• Moreover the odds ratio is important for understanding regression models of categorical variables.
Ordinal data (1)
• We can obviously use all this stuff for ordinal data, but we’d be missing the extra information that we have from the order of the categories.
• There are a number of different measures of association for contingency tables with ordinal data.
• Gamma, Kendall’s tau-b and Spearman’s rho-b are the most commonly used.
• These are all based on a similar idea, and have relatively similar properties.
Ordinal data (2)
• The logic behind how these measures work is based on the idea of concordant and discordant pairs.
• A pair of observations is discordant if the subject that is high on one variable is low on the other (there’s a negative relationship).
• A pair of observations is concordant if the subject that is high on one variable is high on the other (there’s a positive relationship).
• The association is strong if there’s either lots of concordant pairs or lots of discordant pairs.
• Lots of discordant pairs means a strong negative relationship.
• Lots of concordant pairs means a strong positive relationship.
Ordinal data (3)

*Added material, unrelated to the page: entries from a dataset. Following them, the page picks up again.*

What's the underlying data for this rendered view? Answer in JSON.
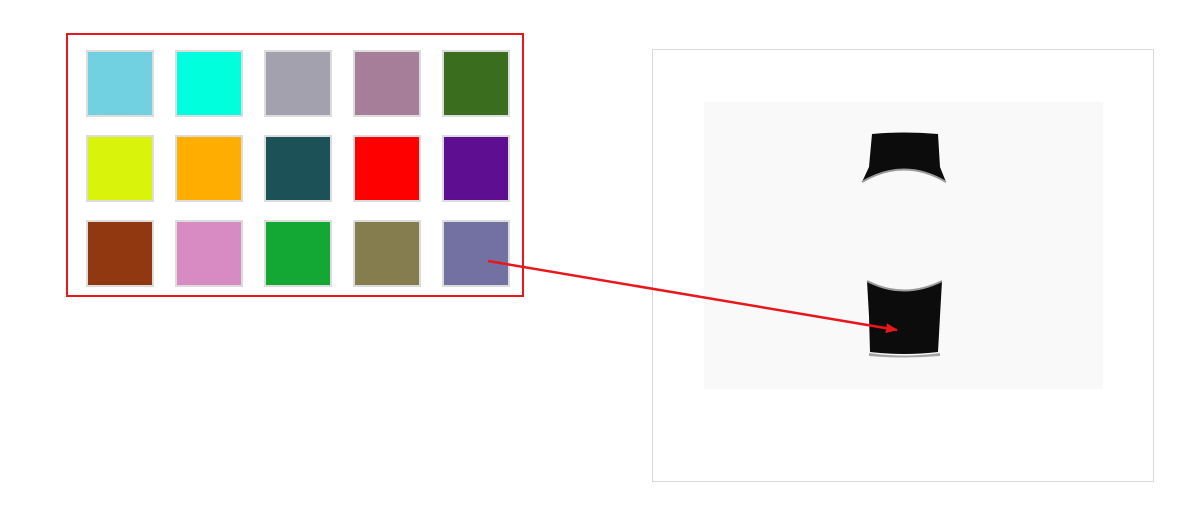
{
  "palette": {
    "swatches": [
      {
        "color": "#72d1e1",
        "name": "light-blue"
      },
      {
        "color": "#00ffdd",
        "name": "cyan"
      },
      {
        "color": "#a2a1ad",
        "name": "gray"
      },
      {
        "color": "#a67e9a",
        "name": "mauve"
      },
      {
        "color": "#3a6e1e",
        "name": "dark-green"
      },
      {
        "color": "#daf30a",
        "name": "lime"
      },
      {
        "color": "#ffae00",
        "name": "orange"
      },
      {
        "color": "#1c5158",
        "name": "dark-teal"
      },
      {
        "color": "#ff0000",
        "name": "red"
      },
      {
        "color": "#5e0e90",
        "name": "purple"
      },
      {
        "color": "#923811",
        "name": "brown"
      },
      {
        "color": "#d88ac3",
        "name": "pink"
      },
      {
        "color": "#13a834",
        "name": "green"
      },
      {
        "color": "#857d4d",
        "name": "olive"
      },
      {
        "color": "#7371a1",
        "name": "slate-blue"
      }
    ],
    "border_color": "#e8171b"
  },
  "preview": {
    "garment_color": "#0c0c0c",
    "garment_name": "watch-strap"
  },
  "arrow": {
    "color": "#e8171b",
    "from": "slate-blue",
    "to": "watch-strap"
  }
}
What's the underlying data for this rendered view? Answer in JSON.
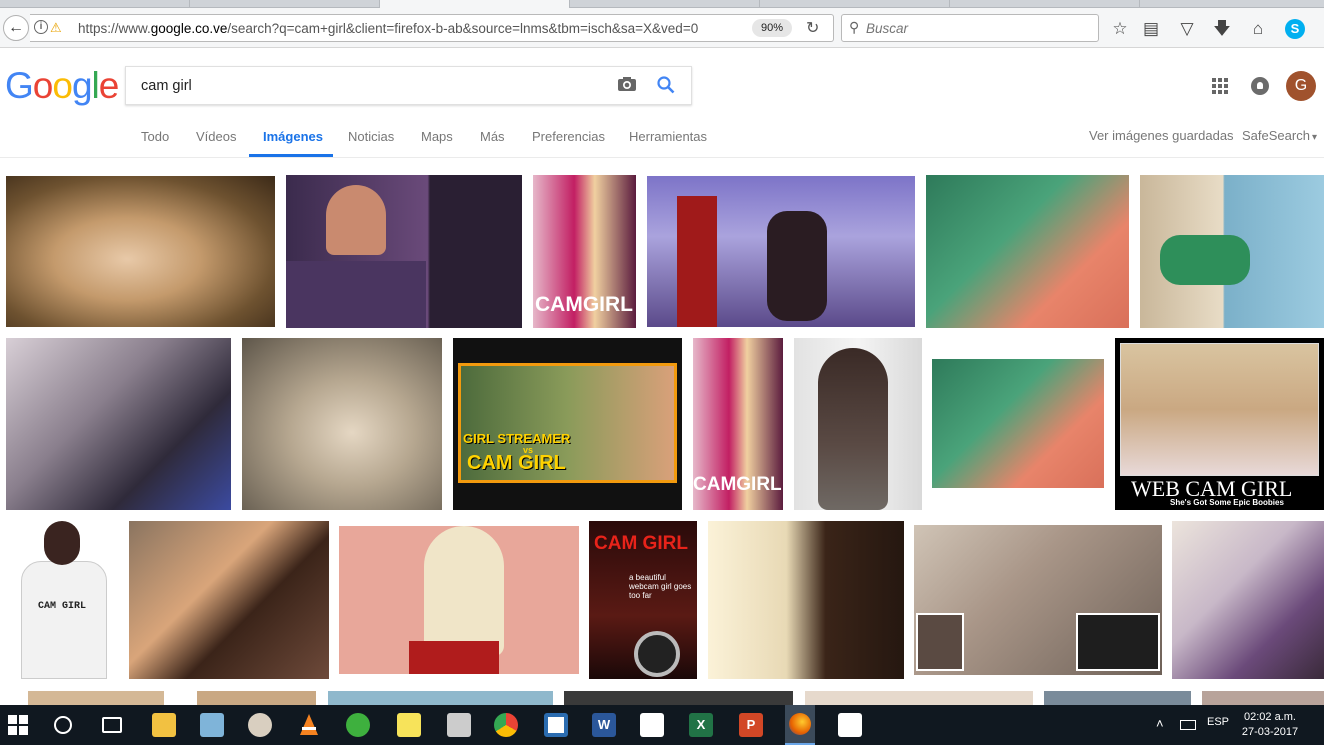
{
  "browser": {
    "url_prefix": "https://www.",
    "url_domain": "google.co.ve",
    "url_rest": "/search?q=cam+girl&client=firefox-b-ab&source=lnms&tbm=isch&sa=X&ved=0",
    "zoom": "90%",
    "search_placeholder": "Buscar"
  },
  "google": {
    "logo": [
      "G",
      "o",
      "o",
      "g",
      "l",
      "e"
    ],
    "query": "cam girl",
    "avatar_letter": "G",
    "tabs": [
      "Todo",
      "Vídeos",
      "Imágenes",
      "Noticias",
      "Maps",
      "Más",
      "Preferencias",
      "Herramientas"
    ],
    "active_tab": "Imágenes",
    "saved_images": "Ver imágenes guardadas",
    "safesearch": "SafeSearch",
    "safesearch_caret": "▾"
  },
  "results": {
    "captions": {
      "camgirl_1": "CAMGIRL",
      "camgirl_2": "CAMGIRL",
      "streamer_top": "GIRL STREAMER",
      "streamer_vs": "vs",
      "streamer_bottom": "CAM GIRL",
      "webcam_title": "WEB CAM GIRL",
      "webcam_sub": "She's Got Some Epic Boobies",
      "hoodie_text": "CAM GIRL",
      "poster_title": "CAM GIRL",
      "poster_tagline": "a beautiful webcam girl goes too far"
    }
  },
  "taskbar": {
    "language": "ESP",
    "time": "02:02 a.m.",
    "date": "27-03-2017"
  }
}
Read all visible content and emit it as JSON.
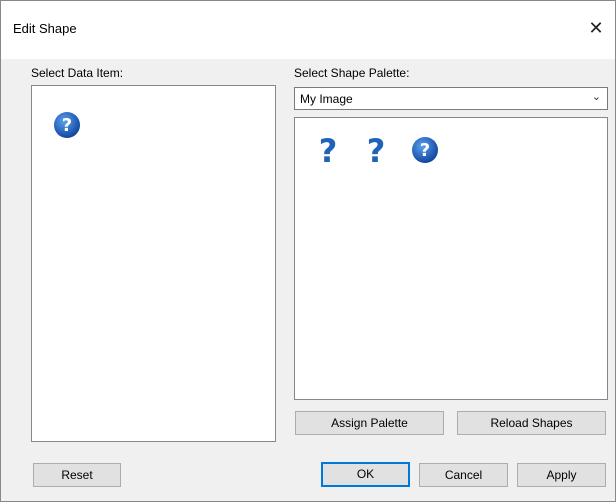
{
  "window": {
    "title": "Edit Shape",
    "close_glyph": "✕"
  },
  "left_panel": {
    "label": "Select Data Item:",
    "selected_icon": "question-circle-icon"
  },
  "right_panel": {
    "label": "Select Shape Palette:",
    "palette_select": {
      "value": "My Image"
    },
    "shapes": [
      "question-mark-icon",
      "question-mark-icon",
      "question-circle-icon"
    ]
  },
  "buttons": {
    "assign_palette": "Assign Palette",
    "reload_shapes": "Reload Shapes",
    "reset": "Reset",
    "ok": "OK",
    "cancel": "Cancel",
    "apply": "Apply"
  },
  "colors": {
    "accent": "#0078d7",
    "icon_blue": "#1f63b8"
  }
}
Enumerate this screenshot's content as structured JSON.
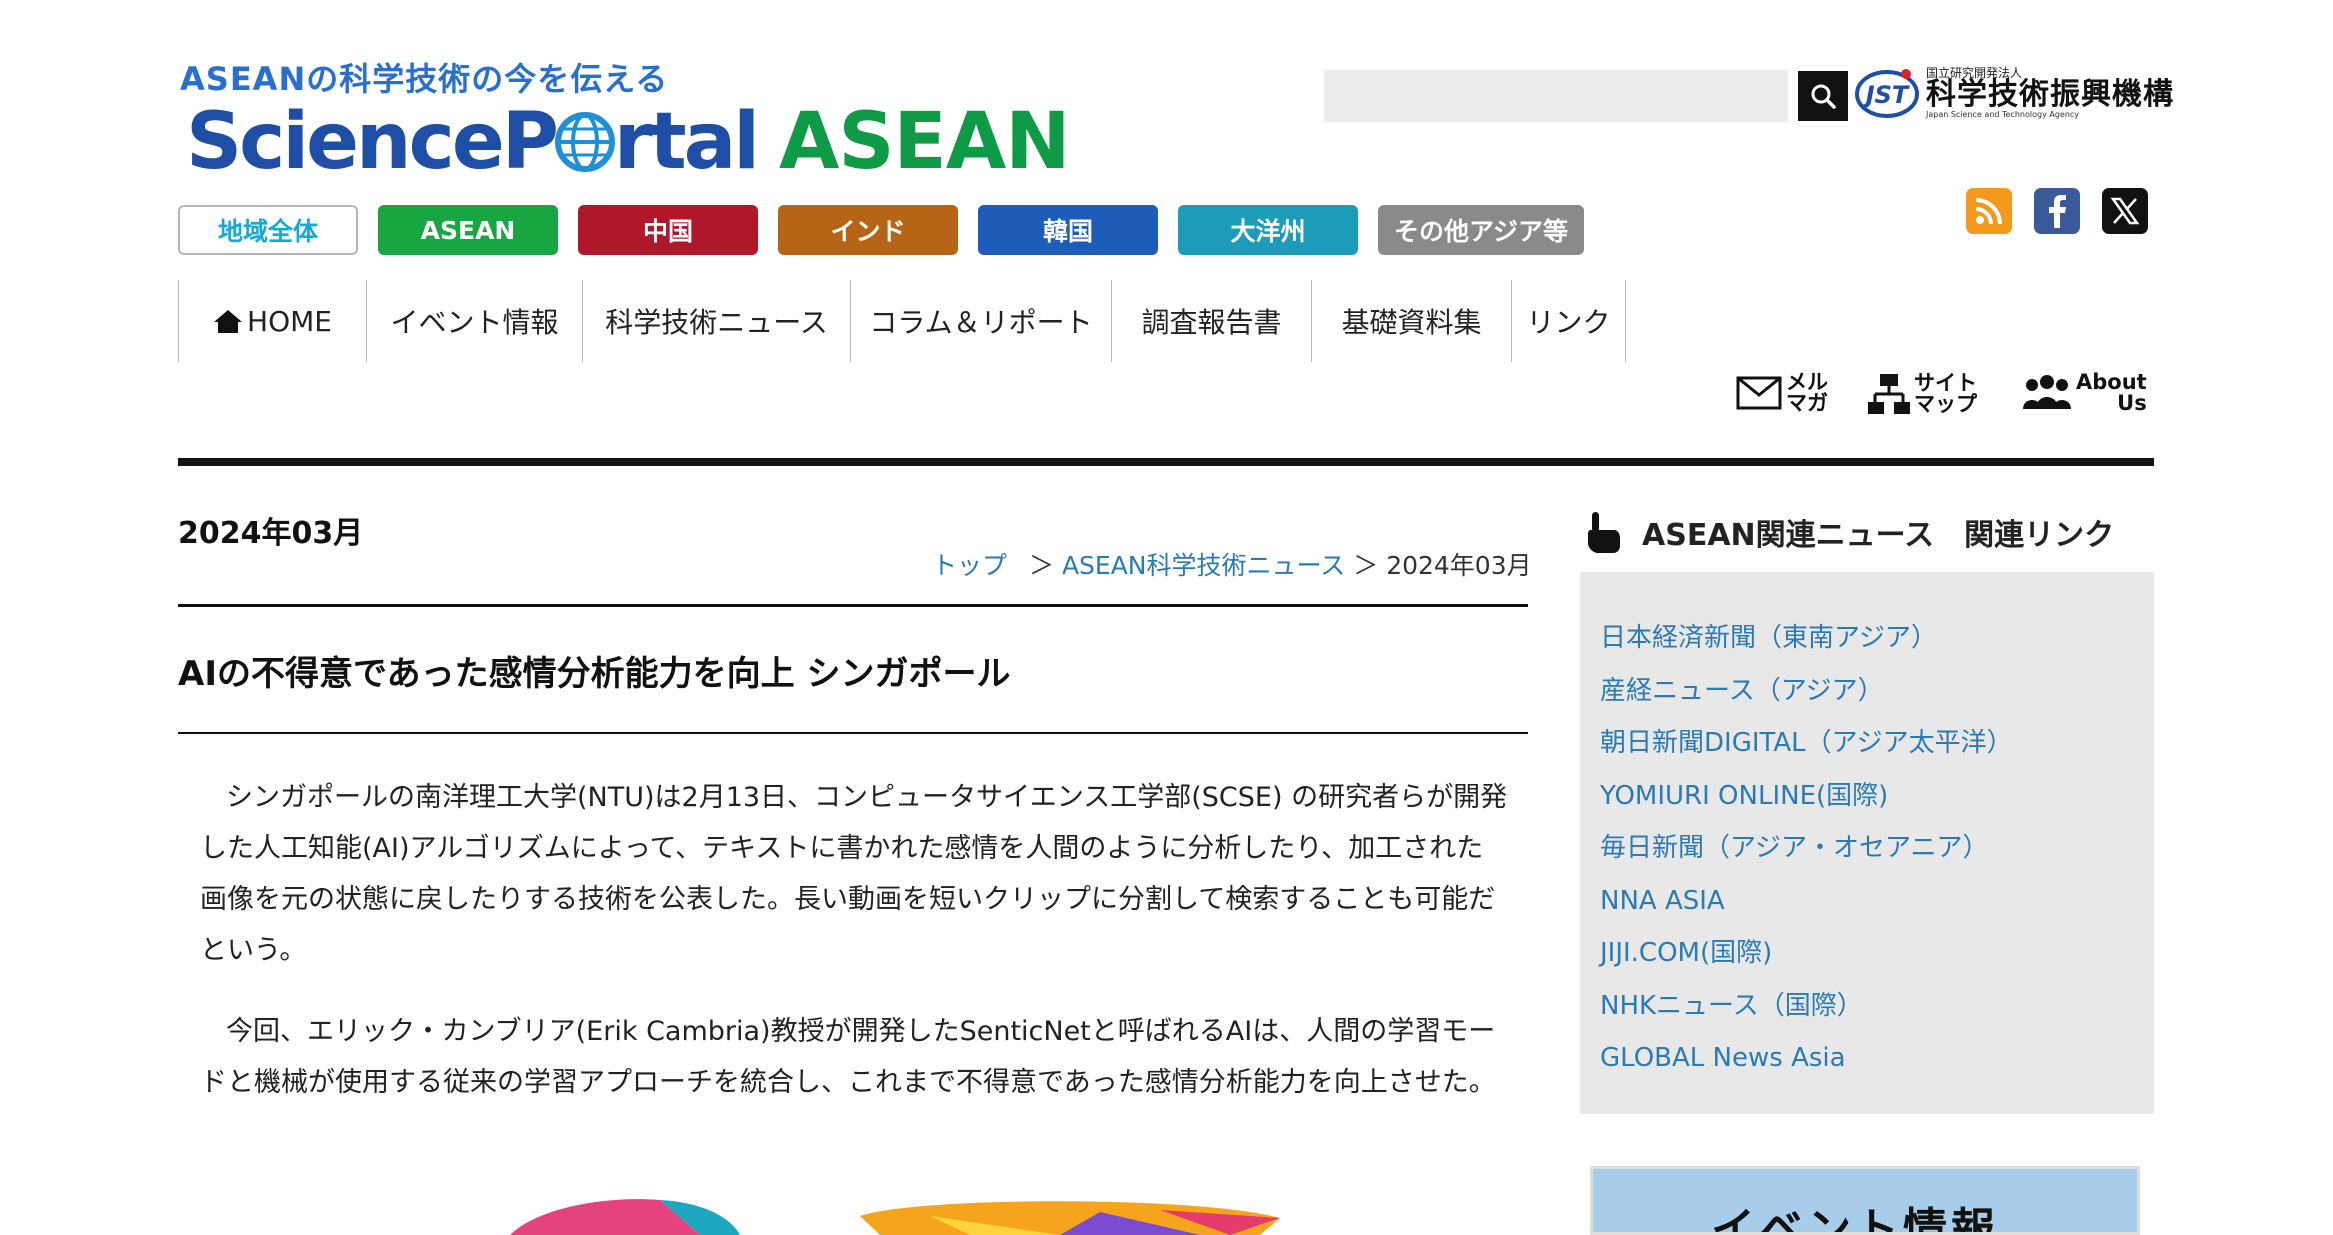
{
  "header": {
    "tagline": "ASEANの科学技術の今を伝える",
    "logo_science": "Science",
    "logo_p": "P",
    "logo_rtal": "rtal",
    "logo_asean": "ASEAN",
    "search_placeholder": "",
    "jst_small": "国立研究開発法人",
    "jst_main": "科学技術振興機構",
    "jst_en": "Japan Science and Technology Agency",
    "jst_mark": "JST"
  },
  "regions": [
    {
      "label": "地域全体",
      "bg": "#ffffff",
      "fg": "#17a9d6",
      "border": "#b5b5b5",
      "width": 180
    },
    {
      "label": "ASEAN",
      "bg": "#17a642",
      "fg": "#ffffff",
      "border": "#17a642",
      "width": 180
    },
    {
      "label": "中国",
      "bg": "#b0172a",
      "fg": "#ffffff",
      "border": "#b0172a",
      "width": 180
    },
    {
      "label": "インド",
      "bg": "#b56515",
      "fg": "#ffffff",
      "border": "#b56515",
      "width": 180
    },
    {
      "label": "韓国",
      "bg": "#1d5cb8",
      "fg": "#ffffff",
      "border": "#1d5cb8",
      "width": 180
    },
    {
      "label": "大洋州",
      "bg": "#1c9cb8",
      "fg": "#ffffff",
      "border": "#1c9cb8",
      "width": 180
    },
    {
      "label": "その他アジア等",
      "bg": "#8a8a8a",
      "fg": "#ffffff",
      "border": "#8a8a8a",
      "width": 206
    }
  ],
  "nav": [
    {
      "label": "HOME",
      "width": 188
    },
    {
      "label": "イベント情報",
      "width": 216
    },
    {
      "label": "科学技術ニュース",
      "width": 268
    },
    {
      "label": "コラム＆リポート",
      "width": 261
    },
    {
      "label": "調査報告書",
      "width": 200
    },
    {
      "label": "基礎資料集",
      "width": 200
    },
    {
      "label": "リンク",
      "width": 114
    }
  ],
  "utils": {
    "mail_line1": "メル",
    "mail_line2": "マガ",
    "sitemap_line1": "サイト",
    "sitemap_line2": "マップ",
    "about_line1": "About",
    "about_line2": "Us"
  },
  "main": {
    "date_heading": "2024年03月",
    "breadcrumb_top": "トップ",
    "breadcrumb_sep1": "＞",
    "breadcrumb_news": "ASEAN科学技術ニュース",
    "breadcrumb_sep2": "＞",
    "breadcrumb_current": "2024年03月",
    "title": "AIの不得意であった感情分析能力を向上 シンガポール",
    "para1": "シンガポールの南洋理工大学(NTU)は2月13日、コンピュータサイエンス工学部(SCSE) の研究者らが開発した人工知能(AI)アルゴリズムによって、テキストに書かれた感情を人間のように分析したり、加工された画像を元の状態に戻したりする技術を公表した。長い動画を短いクリップに分割して検索することも可能だという。",
    "para2": "今回、エリック・カンブリア(Erik Cambria)教授が開発したSenticNetと呼ばれるAIは、人間の学習モードと機械が使用する従来の学習アプローチを統合し、これまで不得意であった感情分析能力を向上させた。"
  },
  "sidebar": {
    "heading": "ASEAN関連ニュース　関連リンク",
    "links": [
      "日本経済新聞（東南アジア）",
      "産経ニュース（アジア）",
      "朝日新聞DIGITAL（アジア太平洋）",
      "YOMIURI ONLINE(国際)",
      "毎日新聞（アジア・オセアニア）",
      "NNA ASIA",
      "JIJI.COM(国際)",
      "NHKニュース（国際）",
      "GLOBAL News Asia"
    ],
    "event_banner": "イベント情報"
  }
}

Move on to here, how many concordant pairs are there?

Start here, how many concordant pairs are there?

Have another 20*(30+10) = 800 concordant pairs

Have 70*(20+30+10) = 4200 concordant pairs

Ordinal data (4)
• If we added up all the concordant pairs, we’d have 5300.
• If we added up all the discordant pairs we’d have only 500.
• More pairs show a positive association than show a negative association.
• i.e. for higher values of the class variable, people are more likely to agree with lowering taxes.
• We need to standardize this measure (to take account of sample size).
Ordinal data (5)
• Zero indicates no association, values close to +1 a positive association and values close to -1 a negative association.
• For our data the gamma value is 0.83.
• We can calculate a SE for this measure, and hence a p-value as well, allowing us to test whether this is a real association.
Other measures of association
• Finally there are other measures of association. A common type being proportional reduction in error measures (PRE).
• For nominal data these are Goodman and Kruskal’s tau and Goodman and Kruskal’slambda.
• These essentially measure how much better off we are when predicting the dependent value by taking the independent variable into account.
• This type of summary measure isn’t used much now, and the use of odds ratios and more sophisticated modelling techniques is definitely preferable.
These aren’t proper models…
• Indeed they’re not, so what we need to do is incorporate categorical dependent variables in a more general regression context.
• Logistic regression uses binary dependent variables, and is linked to the idea of odds ratios and the χ2 statistic.